How long does it take to clean up afterwards?
I have 12 people for the whole of northern Neukölln. I have to send at least half of them to Hasenheide. They remain busy for at least two days until the damaged bushes are halfway trimmed and the garbage is gone.
What about the volunteers?
Every Monday, volunteers pick up trash. They mainly take care of the small items, bottle caps, cigarette butts, broken glass. Bottles are not such a problem, at least deposit bottles, which collectors take with them.
It's great that there are people who clean up other people's mess ...
... not everyone sees it that way. There are a few friendly old ladies. I always jokingly call them the pensioners' gang. Quiet, hard-working helpers, who sometimes get subjected to insults. People say things like: "Leave it alone, otherwise the state won't do anything any more."
How much waste is generated?
After a party, about 15 tonnes. Without a party it's only a third of that.
What does it all cost?
Because of corona, we've had people quit, so we had to hire companies to do the clean-up. That costs about €3000. Week after week. I spend €53,000 per year on picking up trash in Hasenheide. That's 10 per cent of the total budget. On top of that, there are a few other parks. Altogether it's a third of the budget.
Money that could be saved if people took their rubbish with them?
Exactly, I always say: I'm throwing this tax money directly into the BSR incinerator. For €53,000, we could build a normal little playground.
What would help?
The young people know that people come and clean up. It would only help if we left the litter lying around. It's the same with a kids' room. If the parents always clean up, the children don't understand the problem. But it's not politically feasible to simply let the park drown in garbage. Also for safety reasons, because of the rats and the health hazards. Besides, the party people would just move on.
What about fines?
When money comes into play, it can help. But with litter, it's the same as with dog poop.
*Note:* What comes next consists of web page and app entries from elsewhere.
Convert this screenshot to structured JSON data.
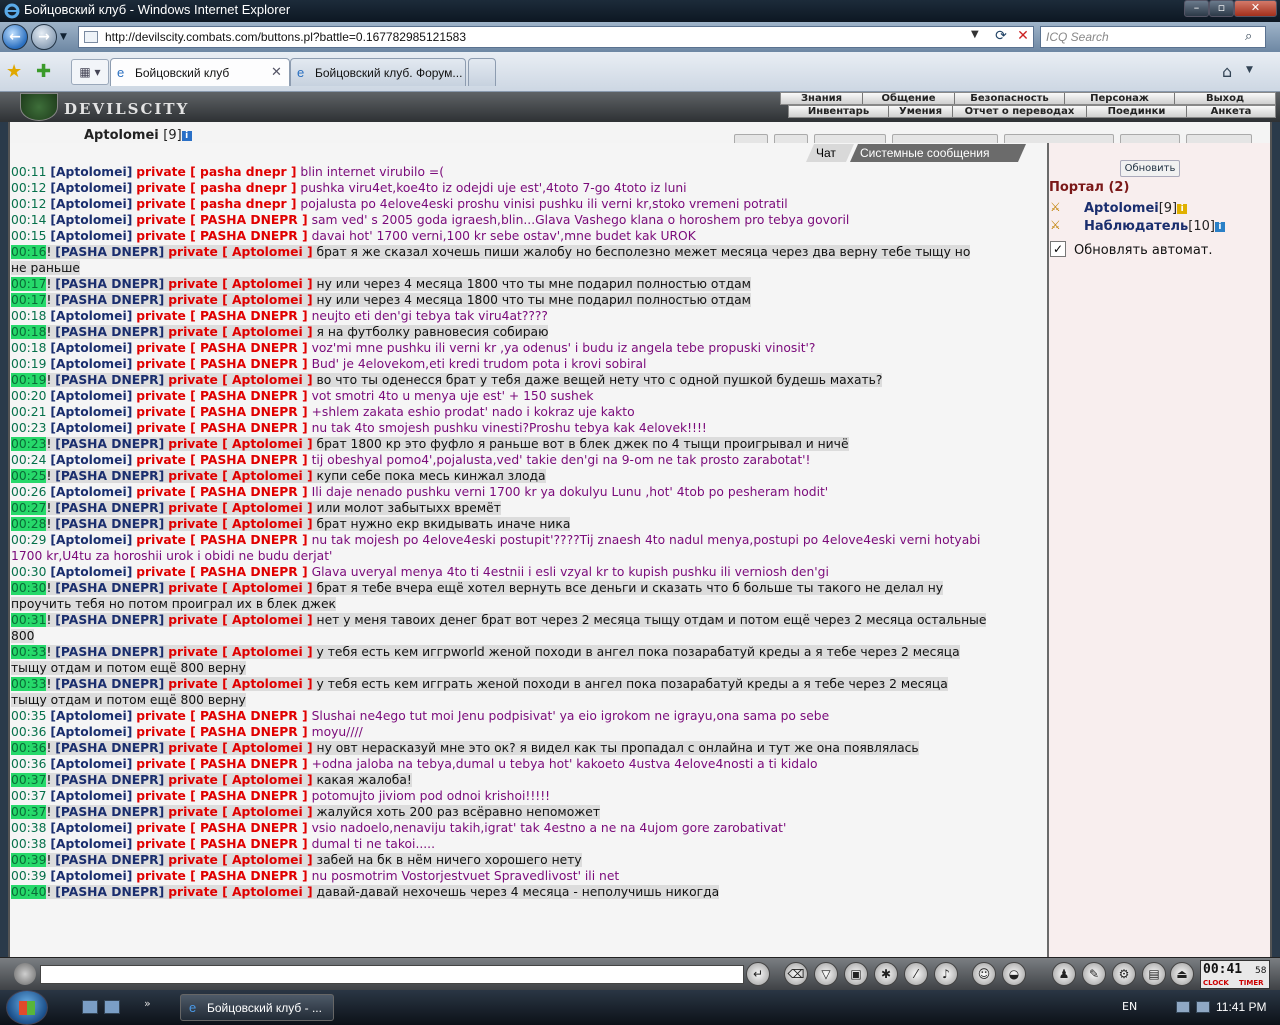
{
  "window": {
    "title": "Бойцовский клуб - Windows Internet Explorer"
  },
  "browser": {
    "url": "http://devilscity.combats.com/buttons.pl?battle=0.167782985121583",
    "search_placeholder": "ICQ Search",
    "tabs": [
      {
        "label": "Бойцовский клуб",
        "active": true
      },
      {
        "label": "Бойцовский клуб. Форум...",
        "active": false
      }
    ]
  },
  "game": {
    "logo_text": "DEVILSCITY",
    "menu_top": [
      "Знания",
      "Общение",
      "Безопасность",
      "Персонаж",
      "Выход"
    ],
    "menu_bottom": [
      "Инвентарь",
      "Умения",
      "Отчет о переводах",
      "Поединки",
      "Анкета"
    ],
    "user": {
      "name": "Aptolomei",
      "level": "[9]"
    }
  },
  "chat": {
    "tabs": [
      "Чат",
      "Системные сообщения"
    ],
    "messages": [
      {
        "time": "00:11",
        "hl": false,
        "from": "Aptolomei",
        "to": "pasha dnepr",
        "text": "blin internet virubilo =(",
        "dir": "out"
      },
      {
        "time": "00:12",
        "hl": false,
        "from": "Aptolomei",
        "to": "pasha dnepr",
        "text": "pushka viru4et,koe4to iz odejdi uje est',4toto 7-go 4toto iz luni",
        "dir": "out"
      },
      {
        "time": "00:12",
        "hl": false,
        "from": "Aptolomei",
        "to": "pasha dnepr",
        "text": "pojalusta po 4elove4eski proshu vinisi pushku ili verni kr,stoko vremeni potratil",
        "dir": "out"
      },
      {
        "time": "00:14",
        "hl": false,
        "from": "Aptolomei",
        "to": "PASHA DNEPR",
        "text": "sam ved' s 2005 goda igraesh,blin...Glava Vashego klana o horoshem pro tebya govoril",
        "dir": "out"
      },
      {
        "time": "00:15",
        "hl": false,
        "from": "Aptolomei",
        "to": "PASHA DNEPR",
        "text": "davai hot' 1700 verni,100 kr sebe ostav',mne budet kak UROK",
        "dir": "out"
      },
      {
        "time": "00:16",
        "hl": true,
        "from": "PASHA DNEPR",
        "to": "Aptolomei",
        "text": "брат я же сказал хочешь пиши жалобу но бесполезно межет месяца через два верну тебе тыщу но",
        "cont": "не раньше",
        "dir": "in"
      },
      {
        "time": "00:17",
        "hl": true,
        "from": "PASHA DNEPR",
        "to": "Aptolomei",
        "text": "ну или через 4 месяца 1800 что ты мне подарил полностью отдам",
        "dir": "in"
      },
      {
        "time": "00:17",
        "hl": true,
        "from": "PASHA DNEPR",
        "to": "Aptolomei",
        "text": "ну или через 4 месяца 1800 что ты мне подарил полностью отдам",
        "dir": "in"
      },
      {
        "time": "00:18",
        "hl": false,
        "from": "Aptolomei",
        "to": "PASHA DNEPR",
        "text": "neujto eti den'gi tebya tak viru4at????",
        "dir": "out"
      },
      {
        "time": "00:18",
        "hl": true,
        "from": "PASHA DNEPR",
        "to": "Aptolomei",
        "text": "я на футболку равновесия собираю",
        "dir": "in"
      },
      {
        "time": "00:18",
        "hl": false,
        "from": "Aptolomei",
        "to": "PASHA DNEPR",
        "text": "voz'mi mne pushku ili verni kr ,ya odenus' i budu iz angela tebe propuski vinosit'?",
        "dir": "out"
      },
      {
        "time": "00:19",
        "hl": false,
        "from": "Aptolomei",
        "to": "PASHA DNEPR",
        "text": "Bud' je 4elovekom,eti kredi trudom pota i krovi sobiral",
        "dir": "out"
      },
      {
        "time": "00:19",
        "hl": true,
        "from": "PASHA DNEPR",
        "to": "Aptolomei",
        "text": "во что ты оденесся брат у тебя даже вещей нету что с одной пушкой будешь махать?",
        "dir": "in"
      },
      {
        "time": "00:20",
        "hl": false,
        "from": "Aptolomei",
        "to": "PASHA DNEPR",
        "text": "vot smotri 4to u menya uje est' + 150 sushek",
        "dir": "out"
      },
      {
        "time": "00:21",
        "hl": false,
        "from": "Aptolomei",
        "to": "PASHA DNEPR",
        "text": "+shlem zakata eshio prodat' nado i kokraz uje kakto",
        "dir": "out"
      },
      {
        "time": "00:23",
        "hl": false,
        "from": "Aptolomei",
        "to": "PASHA DNEPR",
        "text": "nu tak 4to smojesh pushku vinesti?Proshu tebya kak 4elovek!!!!",
        "dir": "out"
      },
      {
        "time": "00:23",
        "hl": true,
        "from": "PASHA DNEPR",
        "to": "Aptolomei",
        "text": "брат 1800 кр это фуфло я раньше вот в блек джек по 4 тыщи проигрывал и ничё",
        "dir": "in"
      },
      {
        "time": "00:24",
        "hl": false,
        "from": "Aptolomei",
        "to": "PASHA DNEPR",
        "text": "tij obeshyal pomo4',pojalusta,ved' takie den'gi na 9-om ne tak prosto zarabotat'!",
        "dir": "out"
      },
      {
        "time": "00:25",
        "hl": true,
        "from": "PASHA DNEPR",
        "to": "Aptolomei",
        "text": "купи себе пока месь кинжал злода",
        "dir": "in"
      },
      {
        "time": "00:26",
        "hl": false,
        "from": "Aptolomei",
        "to": "PASHA DNEPR",
        "text": "Ili daje nenado pushku verni 1700 kr ya dokulyu Lunu ,hot' 4tob po pesheram hodit'",
        "dir": "out"
      },
      {
        "time": "00:27",
        "hl": true,
        "from": "PASHA DNEPR",
        "to": "Aptolomei",
        "text": "или молот забытыхх времёт",
        "dir": "in"
      },
      {
        "time": "00:28",
        "hl": true,
        "from": "PASHA DNEPR",
        "to": "Aptolomei",
        "text": "брат нужно екр вкидывать иначе ника",
        "dir": "in"
      },
      {
        "time": "00:29",
        "hl": false,
        "from": "Aptolomei",
        "to": "PASHA DNEPR",
        "text": "nu tak mojesh po 4elove4eski postupit'????Tij znaesh 4to nadul menya,postupi po 4elove4eski verni hotyabi",
        "cont": "1700 kr,U4tu za horoshii urok i obidi ne budu derjat'",
        "dir": "out"
      },
      {
        "time": "00:30",
        "hl": false,
        "from": "Aptolomei",
        "to": "PASHA DNEPR",
        "text": "Glava uveryal menya 4to ti 4estnii i esli vzyal kr to kupish pushku ili verniosh den'gi",
        "dir": "out"
      },
      {
        "time": "00:30",
        "hl": true,
        "from": "PASHA DNEPR",
        "to": "Aptolomei",
        "text": "брат я тебе вчера ещё хотел вернуть все деньги и сказать что б больше ты такого не делал ну",
        "cont": "проучить тебя но потом проиграл их в блек джек",
        "dir": "in"
      },
      {
        "time": "00:31",
        "hl": true,
        "from": "PASHA DNEPR",
        "to": "Aptolomei",
        "text": "нет у меня тавоих денег брат вот через 2 месяца тыщу отдам и потом ещё через 2 месяца остальные",
        "cont": "800",
        "dir": "in"
      },
      {
        "time": "00:33",
        "hl": true,
        "from": "PASHA DNEPR",
        "to": "Aptolomei",
        "text": "у тебя есть кем иггрworld женой походи в ангел пока позарабатуй креды а я тебе через 2 месяца",
        "cont": "тыщу отдам и потом ещё 800 верну",
        "dir": "in"
      },
      {
        "time": "00:33",
        "hl": true,
        "from": "PASHA DNEPR",
        "to": "Aptolomei",
        "text": "у тебя есть кем игграть женой походи в ангел пока позарабатуй креды а я тебе через 2 месяца",
        "cont": "тыщу отдам и потом ещё 800 верну",
        "dir": "in"
      },
      {
        "time": "00:35",
        "hl": false,
        "from": "Aptolomei",
        "to": "PASHA DNEPR",
        "text": "Slushai ne4ego tut moi Jenu podpisivat' ya eio igrokom ne igrayu,ona sama po sebe",
        "dir": "out"
      },
      {
        "time": "00:36",
        "hl": false,
        "from": "Aptolomei",
        "to": "PASHA DNEPR",
        "text": "moyu////",
        "dir": "out"
      },
      {
        "time": "00:36",
        "hl": true,
        "from": "PASHA DNEPR",
        "to": "Aptolomei",
        "text": "ну овт нерасказуй мне это ок? я видел как ты пропадал с онлайна и тут же она появлялась",
        "dir": "in"
      },
      {
        "time": "00:36",
        "hl": false,
        "from": "Aptolomei",
        "to": "PASHA DNEPR",
        "text": "+odna jaloba na tebya,dumal u tebya hot' kakoeto 4ustva 4elove4nosti a ti kidalo",
        "dir": "out"
      },
      {
        "time": "00:37",
        "hl": true,
        "from": "PASHA DNEPR",
        "to": "Aptolomei",
        "text": "какая жалоба!",
        "dir": "in"
      },
      {
        "time": "00:37",
        "hl": false,
        "from": "Aptolomei",
        "to": "PASHA DNEPR",
        "text": "potomujto jiviom pod odnoi krishoi!!!!!",
        "dir": "out"
      },
      {
        "time": "00:37",
        "hl": true,
        "from": "PASHA DNEPR",
        "to": "Aptolomei",
        "text": "жалуйся хоть 200 раз всёравно непоможет",
        "dir": "in"
      },
      {
        "time": "00:38",
        "hl": false,
        "from": "Aptolomei",
        "to": "PASHA DNEPR",
        "text": "vsio nadoelo,nenaviju takih,igrat' tak 4estno a ne na 4ujom gore zarobativat'",
        "dir": "out"
      },
      {
        "time": "00:38",
        "hl": false,
        "from": "Aptolomei",
        "to": "PASHA DNEPR",
        "text": "dumal ti ne takoi.....",
        "dir": "out"
      },
      {
        "time": "00:39",
        "hl": true,
        "from": "PASHA DNEPR",
        "to": "Aptolomei",
        "text": "забей на бк в нём ничего хорошего нету",
        "dir": "in"
      },
      {
        "time": "00:39",
        "hl": false,
        "from": "Aptolomei",
        "to": "PASHA DNEPR",
        "text": "nu posmotrim Vostorjestvuet Spravedlivost' ili net",
        "dir": "out"
      },
      {
        "time": "00:40",
        "hl": true,
        "from": "PASHA DNEPR",
        "to": "Aptolomei",
        "text": "давай-давай нехочешь через 4 месяца - неполучишь никогда",
        "dir": "in"
      }
    ],
    "private_word": "private"
  },
  "right_panel": {
    "refresh_label": "Обновить",
    "portal_title": "Портал (2)",
    "players": [
      {
        "name": "Aptolomei",
        "level": "[9]",
        "info_color": "#e0b000"
      },
      {
        "name": "Наблюдатель",
        "level": "[10]",
        "info_color": "#2a80c7"
      }
    ],
    "auto_update_label": "Обновлять автомат.",
    "auto_update_checked": true
  },
  "bottom": {
    "clock_time": "00:41",
    "clock_seconds": "58",
    "clock_label": "CLOCK",
    "timer_label": "TIMER"
  },
  "taskbar": {
    "task_label": "Бойцовский клуб - ...",
    "lang": "EN",
    "time": "11:41 PM"
  }
}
It's a misdemeanour and the fine is €25. We're not in Singapore, where a discarded cigarette butt is punished with a fine of more than €1,000. So we would need a trash police, so to speak.